We are independent & ad-supported. We may earn a commission for purchases made through our links.

Advertiser Disclosure

Our website is an independent, advertising-supported platform. We provide our content free of charge to our readers, and to keep it that way, we rely on revenue generated through advertisements and affiliate partnerships. This means that when you click on certain links on our site and make a purchase, we may earn a commission. Learn more.

How We Make Money

We sustain our operations through affiliate commissions and advertising. If you click on an affiliate link and make a purchase, we may receive a commission from the merchant at no additional cost to you. We also display advertisements on our website, which help generate revenue to support our work and keep our content free for readers. Our editorial team operates independently from our advertising and affiliate partnerships to ensure that our content remains unbiased and focused on providing you with the best information and recommendations based on thorough research and honest evaluations. To remain transparent, we’ve provided a list of our current affiliate partners here.

What Is the Connection between Autism and Dyslexia?
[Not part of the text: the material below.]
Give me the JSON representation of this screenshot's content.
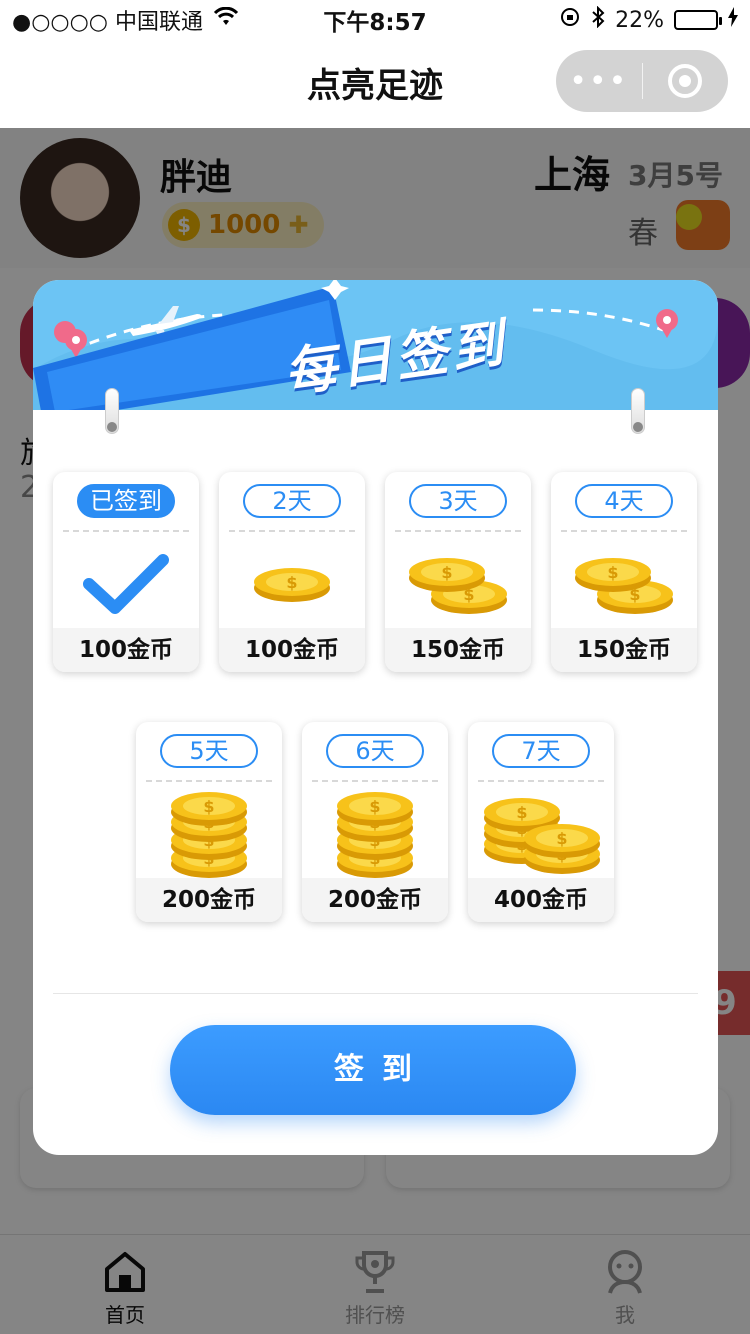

By S. Ejim
Updated Mar 03, 2024
Our promise to you
The Health Board is dedicated to creating trustworthy, high-quality content that always prioritizes transparency, integrity, and inclusivity above all else. Our ensure that our content creation and review process includes rigorous fact-checking, evidence-based, and continual updates to ensure accuracy and reliability.

Our Promise to you

Founded in 2002, our company has been a trusted resource for readers seeking informative and engaging content. Our dedication to quality remains unwavering—and will never change. We follow a strict editorial policy, ensuring that our content is authored by highly qualified professionals and edited by subject matter experts. This guarantees that everything we publish is objective, accurate, and trustworthy.

Over the years, we've refined our approach to cover a wide range of topics, providing readers with reliable and practical advice to enhance their knowledge and skills. That's why millions of readers turn to us each year. Join us in celebrating the joy of learning, guided by standards you can trust.

Editorial Standards

At The Health Board, we are committed to creating content that you can trust. Our editorial process is designed to ensure that every piece of content we publish is accurate, reliable, and informative.

Our team of experienced writers and editors follows a strict set of guidelines to ensure the highest quality content. We conduct thorough research, fact-check all information, and rely on credible sources to back up our claims. Our content is reviewed by subject matter experts to ensure accuracy and clarity.

We believe in transparency and maintain editorial independence from our advertisers. Our team does not receive direct compensation from advertisers, allowing us to create unbiased content that prioritizes your interests.

The main connection between autism and dyslexia is that they are both developmental disabilities. Both of them are neurological impairments that interfere with the ability of a person to perform certain activities. Dyslexia is a direct type of learning disability that impairs the ability of people who are suffering from it to read, and autism cripples the ability of people who have it to learn how to interact socially with other people. Another connection between autism and dyslexia is that both of them usually are childhood disorders that cannot be cured; they can only be managed.

Autism and dyslexia are disorders that affect the people who suffer from them in various ways. Autistic individuals might suffer from the disorder to varying degrees, which usually is determined by referring to the autism spectrum, characterized by an assessment and grouping of various disorders that affect the ability of individuals to communicate effectively with others and to interact with them in a social setting. People who are suffering from autism have a deficiency in their neural development that impairs the ability of the victims to communicate or relate to others normally.

A link between autism and dyslexia also can be seen in the fact that just like autism, dyslexia also has various forms and degrees of intensity. Dyslexia can affect the ability of a person to associate sounds or spoken words to symbols and letters. It might affect the ability of the person to draw a correlation between new information and old information to arrive at a conclusion or understanding about new data. In this sense, dyslexia affects either the long-term or short-term memory of dyslexics in connection with their ability to store information regarding written material.

A consequence of the inability of certain dyslexics to separate spoken words is that this inability is also translated to their writing skills to the effect that they are not able to distinguish separate letters and symbols. For instance, they might hear the pronunciation of certain words in a different manner from what the speaker said. The main problem for dyslexics is their inability to channel new information in a manner that will allow them relate such new information to the old information that they might have learned in the past. The ability to channel information in this manner is what constitutes comprehension — an ability that is necessary for learning the mechanics of reading.

The Health Board is dedicated to providing accurate and trustworthy information. We carefully select reputable sources and employ a rigorous fact-checking process to maintain the highest standards. To learn more about our commitment to accuracy, read our editorial process.

Discussion Comments

The Health Board, in your inbox

Our latest articles, guides, and more, delivered daily.

The Health Board, in your inbox

Our latest articles, guides, and more, delivered daily.